For the fourth edition of the Selvedge Staff Picks, our Head of Communications Clare Bungey celebrates the enduring power of the pom pom...
The winter season calls for warm hats and the best varieties are always adorned with a pom pom; from rib knit beanie to the modern take on the traditional Scottish tam o' shanter (where the pom pom is actually know as the ‘toorie’). On my wish list this year is Toft Alpaca’s ultimate fluffy pom pom which comes with a special brush to make sure you don’t get in a tangle.
It’s difficult pin down the very first use of the pom pom, but in 1904 a statuette of Viking god Freyr, discovered in Sweden's Södermanland and dated to the 11th century, shows a pom pom atop of his hat. The word pom pom however is said to originate from the French ‘pom pon’ and was in use in the 19th century. In France and many other European countries, pom poms were often seen on military uniforms, signifying regiment and rank.
Bright and colourful pom poms are plentiful across Latin America… Anne Menke took a beautiful series of photographs in Mexico, featured in the Southern issue of Selvedge, no. 71, which inspired me a few years ago to make some pom pom bunting for the arrival of my baby niece. Last year I added pom poms to all of my presents and this year I’ve made all the children in our family pom pom headbands for the festive season!
It doesn’t take long. A simple mini pom pom can be made with just a ball of yarn and a pair of scissors…
How to make a pom pom
- With your index and middle finger slightly apart, start to wrap yarn around them, and when you’ve wrapped the yarn around at least 30 times, making sure you leave a gap at the top, close to your palm, (the more you wrap the more voluminous and full the pom pom will be), then cut the yarn.
- Cut a new piece of yarn, approximately 15cm long. Slide the end of the yarn through the small gap at the top of your fingers, close to your palm. Once through, you might need to ask someone to help you tie a knot.
- Then slide the wrapped yarn off your fingers and cut through the loops on the top and bottom (you might need to tidy it up a little).

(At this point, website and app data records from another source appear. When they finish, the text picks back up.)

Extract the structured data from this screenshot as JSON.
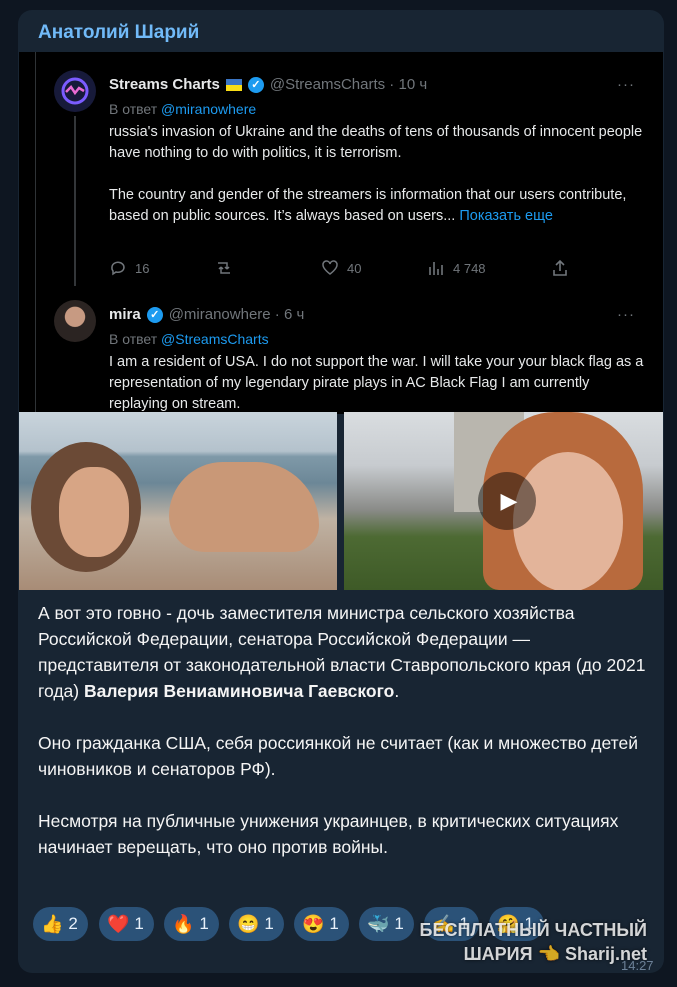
{
  "post": {
    "author": "Анатолий Шарий",
    "time": "14:27"
  },
  "tweet1": {
    "name": "Streams Charts",
    "handle_time": "@StreamsCharts · 10 ч",
    "reply_prefix": "В ответ",
    "reply_to": "@miranowhere",
    "para1": "russia's invasion of Ukraine and the deaths of tens of thousands of innocent people have nothing to do with politics, it is terrorism.",
    "para2": "The country and gender of the streamers is information that our users contribute, based on public sources. It’s always based on users...",
    "show_more": "Показать еще",
    "replies": "16",
    "likes": "40",
    "views": "4 748",
    "more": "···"
  },
  "tweet2": {
    "name": "mira",
    "handle_time": "@miranowhere · 6 ч",
    "reply_prefix": "В ответ",
    "reply_to": "@StreamsCharts",
    "text": "I am a resident of USA. I do not support the war. I will take your your black flag as a representation of my legendary pirate plays in AC Black Flag I am currently replaying on stream.",
    "more": "···"
  },
  "message": {
    "p1_text": "А вот это говно - дочь заместителя министра сельского хозяйства Российской Федерации,  сенатора Российской Федерации — представителя от законодательной власти Ставропольского края (до 2021 года) ",
    "p1_bold": "Валерия Вениаминовича Гаевского",
    "p1_end": ".",
    "p2": "Оно гражданка США, себя россиянкой не считает (как и множество детей чиновников и сенаторов РФ).",
    "p3": "Несмотря на публичные унижения украинцев, в критических ситуациях начинает верещать, что оно против войны."
  },
  "reactions": [
    {
      "emoji": "👍",
      "count": "2"
    },
    {
      "emoji": "❤️",
      "count": "1"
    },
    {
      "emoji": "🔥",
      "count": "1"
    },
    {
      "emoji": "😁",
      "count": "1"
    },
    {
      "emoji": "😍",
      "count": "1"
    },
    {
      "emoji": "🐳",
      "count": "1"
    },
    {
      "emoji": "✍️",
      "count": "1"
    },
    {
      "emoji": "🤗",
      "count": "1"
    }
  ],
  "watermark": {
    "line1": "БЕСПЛАТНЫЙ ЧАСТНЫЙ",
    "line2": "ШАРИЯ 👈 Sharij.net"
  },
  "colors": {
    "bg": "#0e1621",
    "bubble": "#182533",
    "author": "#71baf8",
    "reaction": "#2b5278",
    "tweet_link": "#1d9bf0"
  }
}
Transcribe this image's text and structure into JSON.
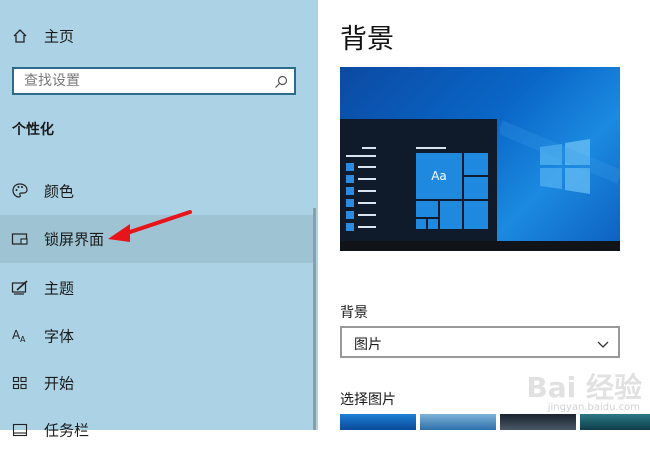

- If you’re attaching your pom pom to something, then the longer yarn will be useful. Otherwise, trim this off to the same length as the rest of your pom pom. Bunting can be made by using a tapestry needle to thread the pom poms onto a longer length of yarn or ribbon. You can slide them along until you’re happy with the placement.
Happy pom poming!